As I catch up on immigration policy, women in politics and Japanese boy bands, my husband has figured out how to decode the Japanese-only instructions on all the household appliances in our apartment by watching YouTube videos. We all rejoiced when he found an English translation online for every button on our new television’s remote control.
There have been hiccups: Within days of moving into our apartment, an Ikea folding chair snagged two of my daughter’s fingers. We did not even know where to find the nearest hospital, let alone one where the staff spoke English. We ended up in a nearby emergency room where we muddled through with my conversational ability, a bilingual dictionary app, and the kind doctors and nurses.
Journalistically, Japan has posed some challenges. Because of the strict system of members-only “press clubs,” I could not even get into a police news conference when reporting on the country’s worst mass killing since World War II. And when working on a follow-up story about how the victims’ names have still not been released, the police refused to answer any of my (faxed) questions, agreeing only to read aloud a three-sentence statement if we sent someone to the prefectural headquarters an hour away by train.
After a particularly busy week in which I was rarely home before bedtime, my son spoke the phrase dreaded by working parents the world over: “How come we never see you?”
Throughout our time here, I know there will be more such moments. But there is no question that the family adventure will make relocation a good trade-off.

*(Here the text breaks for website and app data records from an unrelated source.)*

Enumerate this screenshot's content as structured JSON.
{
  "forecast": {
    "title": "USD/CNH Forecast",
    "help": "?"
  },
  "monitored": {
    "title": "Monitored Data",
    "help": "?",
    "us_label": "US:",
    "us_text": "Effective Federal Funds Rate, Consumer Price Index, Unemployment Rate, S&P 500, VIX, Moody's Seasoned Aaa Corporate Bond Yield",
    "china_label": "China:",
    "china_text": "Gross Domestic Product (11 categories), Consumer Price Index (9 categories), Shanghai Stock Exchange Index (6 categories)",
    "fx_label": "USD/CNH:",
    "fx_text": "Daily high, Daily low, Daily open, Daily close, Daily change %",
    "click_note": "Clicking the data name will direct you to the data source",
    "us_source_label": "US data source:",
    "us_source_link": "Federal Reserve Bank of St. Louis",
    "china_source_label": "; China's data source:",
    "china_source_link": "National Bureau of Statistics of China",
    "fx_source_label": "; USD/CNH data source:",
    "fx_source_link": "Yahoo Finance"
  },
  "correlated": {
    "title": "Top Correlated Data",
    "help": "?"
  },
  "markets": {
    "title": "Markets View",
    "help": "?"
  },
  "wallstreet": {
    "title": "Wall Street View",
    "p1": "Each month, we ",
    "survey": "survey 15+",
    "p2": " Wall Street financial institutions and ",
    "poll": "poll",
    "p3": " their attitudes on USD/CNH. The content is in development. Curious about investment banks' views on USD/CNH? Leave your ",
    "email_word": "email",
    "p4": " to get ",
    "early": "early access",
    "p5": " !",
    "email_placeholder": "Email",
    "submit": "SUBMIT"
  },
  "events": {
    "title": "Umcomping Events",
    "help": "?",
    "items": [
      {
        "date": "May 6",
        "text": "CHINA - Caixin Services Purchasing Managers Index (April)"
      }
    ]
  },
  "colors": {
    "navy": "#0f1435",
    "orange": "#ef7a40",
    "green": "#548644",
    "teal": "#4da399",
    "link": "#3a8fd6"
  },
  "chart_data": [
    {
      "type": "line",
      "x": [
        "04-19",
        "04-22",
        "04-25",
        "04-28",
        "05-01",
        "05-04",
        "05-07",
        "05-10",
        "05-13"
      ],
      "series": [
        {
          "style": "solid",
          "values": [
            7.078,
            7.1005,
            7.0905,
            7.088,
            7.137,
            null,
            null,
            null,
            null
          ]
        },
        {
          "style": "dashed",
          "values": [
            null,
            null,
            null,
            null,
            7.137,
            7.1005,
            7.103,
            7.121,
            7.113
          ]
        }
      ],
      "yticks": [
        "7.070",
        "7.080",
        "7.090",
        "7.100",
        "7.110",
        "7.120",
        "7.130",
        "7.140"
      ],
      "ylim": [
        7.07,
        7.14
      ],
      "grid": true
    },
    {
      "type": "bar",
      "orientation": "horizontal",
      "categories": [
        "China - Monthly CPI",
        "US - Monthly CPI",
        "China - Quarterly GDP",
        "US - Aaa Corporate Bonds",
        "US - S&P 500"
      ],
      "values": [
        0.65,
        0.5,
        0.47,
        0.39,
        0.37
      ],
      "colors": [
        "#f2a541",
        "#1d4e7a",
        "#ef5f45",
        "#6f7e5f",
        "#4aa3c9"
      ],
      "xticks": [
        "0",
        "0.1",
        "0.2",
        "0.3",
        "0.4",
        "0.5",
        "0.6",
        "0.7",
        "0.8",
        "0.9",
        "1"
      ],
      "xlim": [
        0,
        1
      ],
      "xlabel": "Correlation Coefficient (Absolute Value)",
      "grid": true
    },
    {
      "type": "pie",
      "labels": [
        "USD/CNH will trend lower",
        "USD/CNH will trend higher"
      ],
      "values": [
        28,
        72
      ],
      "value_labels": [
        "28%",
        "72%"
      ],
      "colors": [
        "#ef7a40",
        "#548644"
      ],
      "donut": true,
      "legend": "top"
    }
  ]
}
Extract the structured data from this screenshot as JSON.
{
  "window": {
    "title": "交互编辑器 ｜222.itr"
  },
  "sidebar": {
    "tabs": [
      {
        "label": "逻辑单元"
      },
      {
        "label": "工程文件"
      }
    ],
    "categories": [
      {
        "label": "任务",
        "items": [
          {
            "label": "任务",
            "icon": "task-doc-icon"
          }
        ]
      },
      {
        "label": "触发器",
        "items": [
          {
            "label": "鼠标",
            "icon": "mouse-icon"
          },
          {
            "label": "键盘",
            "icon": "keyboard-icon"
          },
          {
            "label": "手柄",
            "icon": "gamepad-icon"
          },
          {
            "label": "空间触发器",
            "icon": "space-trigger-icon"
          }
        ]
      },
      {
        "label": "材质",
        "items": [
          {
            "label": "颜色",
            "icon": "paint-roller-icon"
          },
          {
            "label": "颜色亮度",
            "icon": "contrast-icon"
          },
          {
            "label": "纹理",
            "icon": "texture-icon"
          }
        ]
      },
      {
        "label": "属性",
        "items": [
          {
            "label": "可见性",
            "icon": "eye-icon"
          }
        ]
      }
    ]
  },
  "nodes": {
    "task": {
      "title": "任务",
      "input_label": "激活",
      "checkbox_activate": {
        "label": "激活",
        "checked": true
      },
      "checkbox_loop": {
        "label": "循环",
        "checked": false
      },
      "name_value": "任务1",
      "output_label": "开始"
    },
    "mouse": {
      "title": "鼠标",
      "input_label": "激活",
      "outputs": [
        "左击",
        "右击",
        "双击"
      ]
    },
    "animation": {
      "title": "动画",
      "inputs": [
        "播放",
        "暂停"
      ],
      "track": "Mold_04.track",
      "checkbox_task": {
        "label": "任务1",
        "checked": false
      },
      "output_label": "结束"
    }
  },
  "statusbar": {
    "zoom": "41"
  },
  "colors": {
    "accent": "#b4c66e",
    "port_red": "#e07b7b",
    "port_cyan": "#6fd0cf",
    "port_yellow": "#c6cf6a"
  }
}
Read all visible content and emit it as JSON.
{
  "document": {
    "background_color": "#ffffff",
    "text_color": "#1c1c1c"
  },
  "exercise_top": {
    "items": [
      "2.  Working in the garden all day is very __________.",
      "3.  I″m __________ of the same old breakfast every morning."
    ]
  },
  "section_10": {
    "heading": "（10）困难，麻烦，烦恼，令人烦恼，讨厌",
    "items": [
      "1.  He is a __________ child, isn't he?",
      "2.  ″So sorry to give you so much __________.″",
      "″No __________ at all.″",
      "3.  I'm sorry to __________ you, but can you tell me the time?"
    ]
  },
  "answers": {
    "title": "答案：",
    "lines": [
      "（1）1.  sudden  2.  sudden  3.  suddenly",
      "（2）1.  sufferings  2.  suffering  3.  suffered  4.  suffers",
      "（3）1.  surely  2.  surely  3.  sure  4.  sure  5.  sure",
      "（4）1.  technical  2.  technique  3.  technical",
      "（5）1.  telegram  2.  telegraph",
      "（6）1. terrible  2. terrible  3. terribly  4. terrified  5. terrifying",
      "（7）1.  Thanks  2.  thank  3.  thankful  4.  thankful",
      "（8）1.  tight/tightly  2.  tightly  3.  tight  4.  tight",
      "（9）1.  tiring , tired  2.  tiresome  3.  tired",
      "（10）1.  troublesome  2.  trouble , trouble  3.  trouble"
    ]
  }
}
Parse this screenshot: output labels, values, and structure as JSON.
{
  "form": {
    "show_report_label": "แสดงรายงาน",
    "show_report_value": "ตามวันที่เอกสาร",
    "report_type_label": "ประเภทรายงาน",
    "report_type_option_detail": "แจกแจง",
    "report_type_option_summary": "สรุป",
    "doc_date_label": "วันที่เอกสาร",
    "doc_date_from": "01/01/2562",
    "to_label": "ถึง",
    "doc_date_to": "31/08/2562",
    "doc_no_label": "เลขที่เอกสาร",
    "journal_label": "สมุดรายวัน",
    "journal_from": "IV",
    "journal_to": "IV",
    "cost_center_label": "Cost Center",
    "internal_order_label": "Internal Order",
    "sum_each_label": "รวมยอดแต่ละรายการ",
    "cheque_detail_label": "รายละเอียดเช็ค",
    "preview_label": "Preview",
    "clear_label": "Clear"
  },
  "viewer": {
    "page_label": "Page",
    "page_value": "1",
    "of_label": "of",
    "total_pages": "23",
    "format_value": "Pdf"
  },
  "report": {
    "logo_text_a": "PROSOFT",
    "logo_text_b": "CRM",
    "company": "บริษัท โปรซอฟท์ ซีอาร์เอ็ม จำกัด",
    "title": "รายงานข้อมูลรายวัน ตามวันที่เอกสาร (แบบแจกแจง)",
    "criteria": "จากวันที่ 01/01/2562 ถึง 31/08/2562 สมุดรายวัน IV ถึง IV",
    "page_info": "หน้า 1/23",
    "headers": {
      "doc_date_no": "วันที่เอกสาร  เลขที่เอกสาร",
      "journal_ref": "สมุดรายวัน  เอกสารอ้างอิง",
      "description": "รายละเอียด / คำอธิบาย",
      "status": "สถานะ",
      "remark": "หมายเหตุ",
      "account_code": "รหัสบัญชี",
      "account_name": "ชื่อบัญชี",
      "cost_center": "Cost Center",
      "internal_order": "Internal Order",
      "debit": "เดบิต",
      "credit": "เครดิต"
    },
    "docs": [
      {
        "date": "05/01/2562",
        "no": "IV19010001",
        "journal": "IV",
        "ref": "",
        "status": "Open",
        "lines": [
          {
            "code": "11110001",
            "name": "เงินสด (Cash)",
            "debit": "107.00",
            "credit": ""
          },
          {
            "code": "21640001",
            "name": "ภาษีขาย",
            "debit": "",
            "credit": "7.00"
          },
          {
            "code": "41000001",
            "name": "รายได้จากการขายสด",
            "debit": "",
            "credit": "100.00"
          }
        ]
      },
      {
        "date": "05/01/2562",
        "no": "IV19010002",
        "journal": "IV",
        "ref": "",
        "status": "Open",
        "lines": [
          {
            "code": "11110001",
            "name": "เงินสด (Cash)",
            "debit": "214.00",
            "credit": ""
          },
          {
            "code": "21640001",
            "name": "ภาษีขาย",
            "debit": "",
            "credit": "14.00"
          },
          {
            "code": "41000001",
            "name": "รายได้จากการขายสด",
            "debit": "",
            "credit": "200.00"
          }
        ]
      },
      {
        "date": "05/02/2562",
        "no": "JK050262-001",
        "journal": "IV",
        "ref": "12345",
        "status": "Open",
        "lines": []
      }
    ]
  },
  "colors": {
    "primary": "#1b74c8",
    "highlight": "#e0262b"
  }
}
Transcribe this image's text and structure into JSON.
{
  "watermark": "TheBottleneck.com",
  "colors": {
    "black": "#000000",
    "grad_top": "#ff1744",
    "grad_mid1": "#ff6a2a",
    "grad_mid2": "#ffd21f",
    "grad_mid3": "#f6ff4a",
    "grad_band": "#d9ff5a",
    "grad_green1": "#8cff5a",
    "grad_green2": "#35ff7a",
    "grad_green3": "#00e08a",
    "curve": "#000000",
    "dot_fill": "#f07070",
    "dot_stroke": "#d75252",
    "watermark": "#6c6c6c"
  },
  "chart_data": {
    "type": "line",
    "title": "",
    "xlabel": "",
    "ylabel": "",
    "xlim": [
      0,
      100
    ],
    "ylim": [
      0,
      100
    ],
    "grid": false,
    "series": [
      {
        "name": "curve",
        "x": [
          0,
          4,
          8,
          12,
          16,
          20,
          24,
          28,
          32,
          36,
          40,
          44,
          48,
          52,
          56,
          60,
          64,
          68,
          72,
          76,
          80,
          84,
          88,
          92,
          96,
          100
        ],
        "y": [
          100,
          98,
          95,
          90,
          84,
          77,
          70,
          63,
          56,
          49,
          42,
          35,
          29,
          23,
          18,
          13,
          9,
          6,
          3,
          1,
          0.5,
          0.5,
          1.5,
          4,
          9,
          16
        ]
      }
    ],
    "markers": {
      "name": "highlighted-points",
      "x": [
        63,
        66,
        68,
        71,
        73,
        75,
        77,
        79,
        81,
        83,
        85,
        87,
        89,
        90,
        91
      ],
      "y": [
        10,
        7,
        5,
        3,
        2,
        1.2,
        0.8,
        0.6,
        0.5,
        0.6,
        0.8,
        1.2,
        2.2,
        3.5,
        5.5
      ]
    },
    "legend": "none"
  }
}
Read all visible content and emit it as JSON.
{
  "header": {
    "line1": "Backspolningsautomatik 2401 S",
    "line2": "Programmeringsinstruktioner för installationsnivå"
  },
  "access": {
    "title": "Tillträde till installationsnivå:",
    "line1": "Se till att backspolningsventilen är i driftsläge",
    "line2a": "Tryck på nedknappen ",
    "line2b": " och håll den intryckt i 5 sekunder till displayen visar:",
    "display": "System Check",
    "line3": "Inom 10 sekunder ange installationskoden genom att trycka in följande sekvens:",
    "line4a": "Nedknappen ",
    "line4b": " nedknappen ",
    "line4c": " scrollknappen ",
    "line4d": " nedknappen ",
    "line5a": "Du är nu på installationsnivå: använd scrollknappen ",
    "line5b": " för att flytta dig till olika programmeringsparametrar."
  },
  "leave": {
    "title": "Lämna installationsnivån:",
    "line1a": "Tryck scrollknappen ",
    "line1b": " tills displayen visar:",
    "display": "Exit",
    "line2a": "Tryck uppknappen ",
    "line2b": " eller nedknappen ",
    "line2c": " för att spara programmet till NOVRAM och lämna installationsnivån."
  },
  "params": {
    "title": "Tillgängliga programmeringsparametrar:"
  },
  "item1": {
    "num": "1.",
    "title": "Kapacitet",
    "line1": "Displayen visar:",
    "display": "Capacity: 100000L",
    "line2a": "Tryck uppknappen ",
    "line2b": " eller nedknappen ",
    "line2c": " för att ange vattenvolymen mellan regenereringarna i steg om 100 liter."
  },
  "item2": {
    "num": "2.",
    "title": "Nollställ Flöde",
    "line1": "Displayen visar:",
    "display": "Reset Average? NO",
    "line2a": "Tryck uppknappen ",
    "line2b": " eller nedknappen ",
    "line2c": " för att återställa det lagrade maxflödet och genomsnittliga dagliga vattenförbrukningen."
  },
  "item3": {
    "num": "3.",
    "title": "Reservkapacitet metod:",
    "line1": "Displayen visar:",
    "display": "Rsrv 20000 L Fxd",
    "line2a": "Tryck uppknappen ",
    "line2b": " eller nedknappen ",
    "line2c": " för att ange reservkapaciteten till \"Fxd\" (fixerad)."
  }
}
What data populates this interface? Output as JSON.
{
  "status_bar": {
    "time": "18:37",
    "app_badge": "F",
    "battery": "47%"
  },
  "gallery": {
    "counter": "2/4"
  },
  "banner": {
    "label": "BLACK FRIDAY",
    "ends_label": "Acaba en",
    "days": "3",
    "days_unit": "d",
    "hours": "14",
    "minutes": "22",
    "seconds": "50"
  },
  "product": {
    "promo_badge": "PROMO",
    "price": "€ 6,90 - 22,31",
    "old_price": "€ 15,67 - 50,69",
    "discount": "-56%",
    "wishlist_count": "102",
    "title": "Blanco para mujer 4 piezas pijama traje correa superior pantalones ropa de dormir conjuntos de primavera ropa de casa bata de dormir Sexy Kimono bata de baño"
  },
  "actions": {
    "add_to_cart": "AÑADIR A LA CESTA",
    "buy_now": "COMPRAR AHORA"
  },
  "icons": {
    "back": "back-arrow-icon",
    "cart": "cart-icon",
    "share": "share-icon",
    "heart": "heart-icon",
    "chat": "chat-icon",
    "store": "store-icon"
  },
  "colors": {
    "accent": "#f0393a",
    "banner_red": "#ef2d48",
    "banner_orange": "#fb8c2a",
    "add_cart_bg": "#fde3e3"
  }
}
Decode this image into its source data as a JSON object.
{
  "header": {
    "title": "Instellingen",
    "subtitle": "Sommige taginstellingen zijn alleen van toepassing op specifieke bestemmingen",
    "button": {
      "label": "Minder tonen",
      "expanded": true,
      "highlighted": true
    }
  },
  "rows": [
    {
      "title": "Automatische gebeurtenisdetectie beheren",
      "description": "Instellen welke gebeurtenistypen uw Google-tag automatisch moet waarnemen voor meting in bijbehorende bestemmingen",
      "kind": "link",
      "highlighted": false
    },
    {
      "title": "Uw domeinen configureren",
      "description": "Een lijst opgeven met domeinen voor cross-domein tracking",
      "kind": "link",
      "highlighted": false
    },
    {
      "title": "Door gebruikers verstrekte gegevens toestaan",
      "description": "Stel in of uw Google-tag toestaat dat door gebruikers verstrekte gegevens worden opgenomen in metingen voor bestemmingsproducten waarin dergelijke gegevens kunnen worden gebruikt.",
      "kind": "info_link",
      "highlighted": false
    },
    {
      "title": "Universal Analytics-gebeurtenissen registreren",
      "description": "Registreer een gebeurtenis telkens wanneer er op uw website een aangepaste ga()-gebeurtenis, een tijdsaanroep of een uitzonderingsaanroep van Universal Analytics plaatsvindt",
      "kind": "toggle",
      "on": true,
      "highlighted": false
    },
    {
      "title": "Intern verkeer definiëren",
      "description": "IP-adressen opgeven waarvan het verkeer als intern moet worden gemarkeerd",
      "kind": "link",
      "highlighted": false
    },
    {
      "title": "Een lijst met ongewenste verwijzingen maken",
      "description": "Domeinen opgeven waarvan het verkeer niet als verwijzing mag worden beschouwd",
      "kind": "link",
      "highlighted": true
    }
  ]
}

I knew we had made the right decision when my daughter came home from school her first week, having met some classmates who, like her, are new to Tokyo. Several of them have already lived abroad in other places like Hong Kong and Singapore. “I think that would be kind of cool to move around,” she said. “Where do you think we’ll go next?”